▶ [THE PROBLEM] Work out how many lines of the data contain "amount" and reply with that number alone.
##### AVAILABLE RECORDS #####
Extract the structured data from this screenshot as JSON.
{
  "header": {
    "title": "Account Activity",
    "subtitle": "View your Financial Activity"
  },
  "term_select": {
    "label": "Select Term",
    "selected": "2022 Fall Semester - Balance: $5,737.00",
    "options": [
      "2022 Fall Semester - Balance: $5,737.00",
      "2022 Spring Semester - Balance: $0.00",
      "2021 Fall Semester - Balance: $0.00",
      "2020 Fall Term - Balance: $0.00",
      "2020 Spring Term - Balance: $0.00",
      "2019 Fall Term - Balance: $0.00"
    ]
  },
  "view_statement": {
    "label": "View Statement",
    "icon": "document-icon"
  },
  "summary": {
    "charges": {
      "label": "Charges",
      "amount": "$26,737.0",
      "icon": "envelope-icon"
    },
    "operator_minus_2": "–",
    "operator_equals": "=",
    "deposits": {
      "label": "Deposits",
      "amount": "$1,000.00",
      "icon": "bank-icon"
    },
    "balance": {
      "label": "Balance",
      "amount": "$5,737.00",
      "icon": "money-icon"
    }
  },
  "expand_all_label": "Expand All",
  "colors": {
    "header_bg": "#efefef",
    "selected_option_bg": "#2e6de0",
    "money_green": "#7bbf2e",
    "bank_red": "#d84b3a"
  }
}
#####
▶ [EXPECTED ANSWER] 3